Titled – What’s next for active and micromobility? – the event will take place at the European Parliament on Tuesday 07 March.
The New Urban Mobility Framework seeks to make urban mobility more sustainable, smart and healthy.
As the framework progresses, and with increased activities in the urban mobility field such as the adoption of the European Parliament’s resolution for a common Cycling Strategy, panellists will discuss subjects such as how the potential of active and shared micromobility be maximised in a safe way, and what EU institutions can do to encourage local authorities to consider active and shared micromobility.
Speakers include MEP Andrey Novakov, TRAN Rapporteur on the INI Report on NUMF; MEP Ciarán Cuffe, Shadow Rapporteur on NUMF; Pauline Aymonier, Micro-Mobility for Europe Co-Chair; Pedro Homem de Gouveia, Senior Policy and Project Manager, POLIS; and TRAN Shadow Rapporteur and Vice President of the Urban Intergroup, Andreas Schieder.
Safe, active and micromobility are among the key topics in the new framework for urban mobility.
Ahead of the event, Andrey Novakov, gave Zag Daily a snapshot on the current state of play with the INI Report and on the role of micromobility.

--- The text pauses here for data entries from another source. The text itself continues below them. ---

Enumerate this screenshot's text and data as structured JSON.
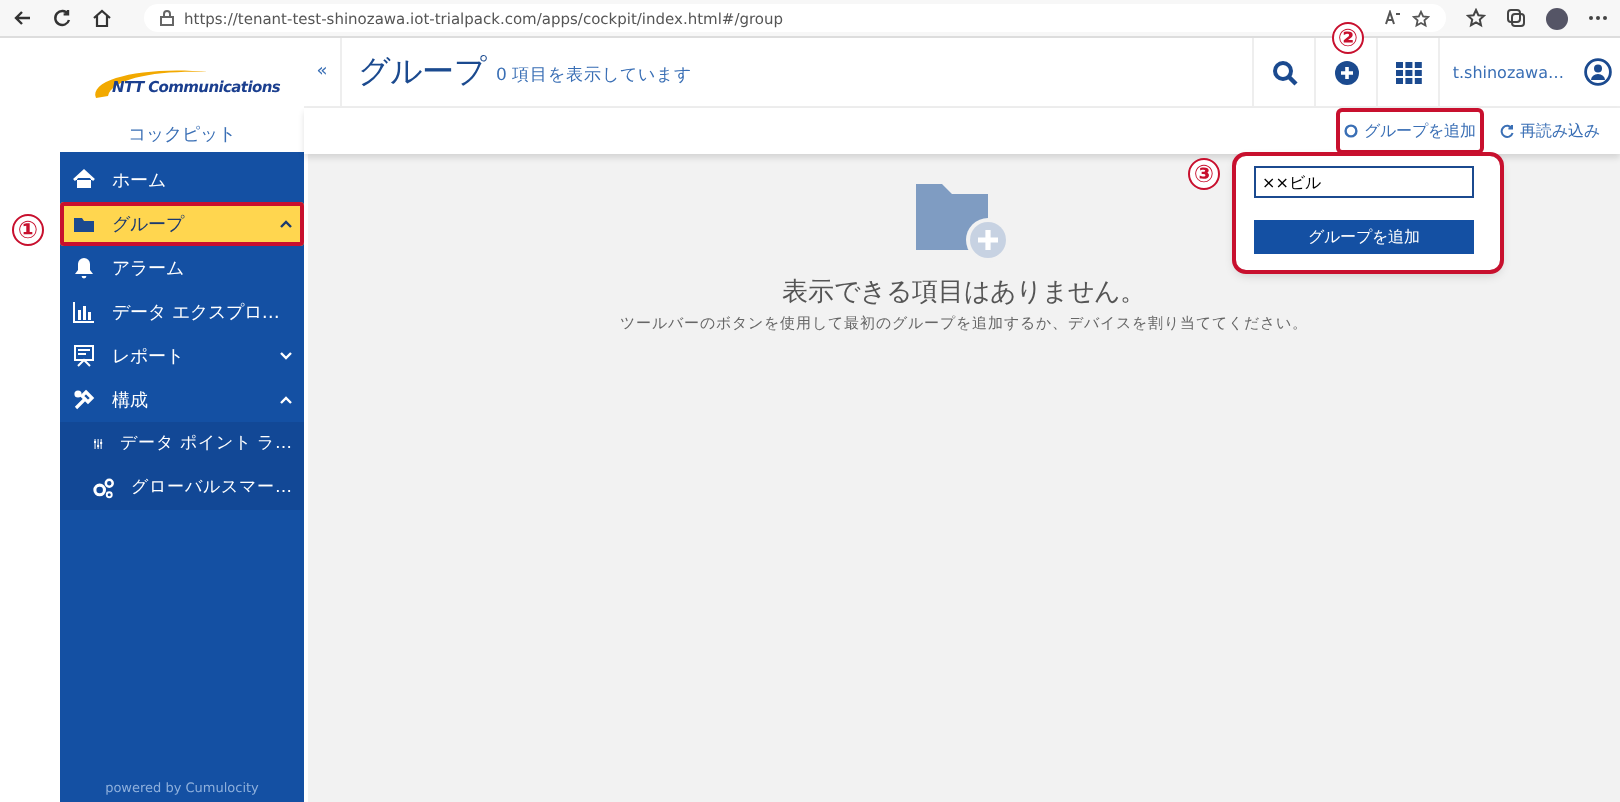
{
  "browser": {
    "url": "https://tenant-test-shinozawa.iot-trialpack.com/apps/cockpit/index.html#/group"
  },
  "sidebar": {
    "brand": "NTT Communications",
    "app_name": "コックピット",
    "footer": "powered by Cumulocity",
    "items": [
      {
        "label": "ホーム",
        "kind": "item",
        "selected": false,
        "highlighted": false
      },
      {
        "label": "グループ",
        "kind": "item",
        "selected": true,
        "expanded": true,
        "highlighted": true
      },
      {
        "label": "アラーム",
        "kind": "item",
        "selected": false,
        "highlighted": false
      },
      {
        "label": "データ エクスプロ…",
        "kind": "item",
        "selected": false,
        "highlighted": false
      },
      {
        "label": "レポート",
        "kind": "item",
        "selected": false,
        "expanded": false,
        "highlighted": false
      },
      {
        "label": "構成",
        "kind": "item",
        "selected": false,
        "expanded": true,
        "highlighted": false
      },
      {
        "label": "データ ポイント ラ…",
        "kind": "sub",
        "selected": false,
        "highlighted": false
      },
      {
        "label": "グローバルスマー…",
        "kind": "sub",
        "selected": false,
        "highlighted": false
      }
    ]
  },
  "header": {
    "collapse": "«",
    "title": "グループ",
    "subtitle": "0 項目を表示しています",
    "user": "t.shinozawa…"
  },
  "actions": [
    {
      "label": "グループを追加",
      "kind": "add",
      "highlighted": true
    },
    {
      "label": "再読み込み",
      "kind": "reload",
      "highlighted": false
    }
  ],
  "popover": {
    "value": "××ビル",
    "button": "グループを追加",
    "highlighted": true
  },
  "empty_state": {
    "title": "表示できる項目はありません。",
    "hint": "ツールバーのボタンを使用して最初のグループを追加するか、デバイスを割り当ててください。"
  },
  "annotations": [
    {
      "label": "①",
      "kind": "sidebar"
    },
    {
      "label": "②",
      "kind": "action"
    },
    {
      "label": "③",
      "kind": "popover"
    }
  ]
}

“Transport is a complex system, as people have different needs and priorities and they deserve to be offered a variety of affordable, competitive and efficient solutions,” said Novakov. “The more forms of mobility we use, including active and micromobility, the more vulnerable road users we have.
“Safety is not just a task, but a right. In order to ensure it for everyone, we need to draw up common and coordinated recommendations on urban road safety, to work towards harmonised technical standards for micromobility, as well as to guarantee the enforcement of current rules.”
This debate follows the first edition in January 2023 of an event series that looks at the role of micromobility in the urban context.
The first event tackled a range of topics, from the definition of micromobility, to the need to improve infrastructure and work towards technical standards.
Pauline Aymonier, Co-Chair of Micro-Mobility for Europe, told Zag: “As cities across Europe are looking to redesign their transport networks, it is important to recognise the vital role that shared micromobility can play in that process alongside other modes.
“With that said, the impact of our industry’s action will only really make a change if implemented together with our partners at city, government and European levels, in a collective effort to create people-centric cities. We therefore call on policy-makers to see micromobility as an enabling innovation that complements other modes like public transport and cycling, and to invest in the appropriate level of infrastructure to encourage the uptake of more sustainable transport.”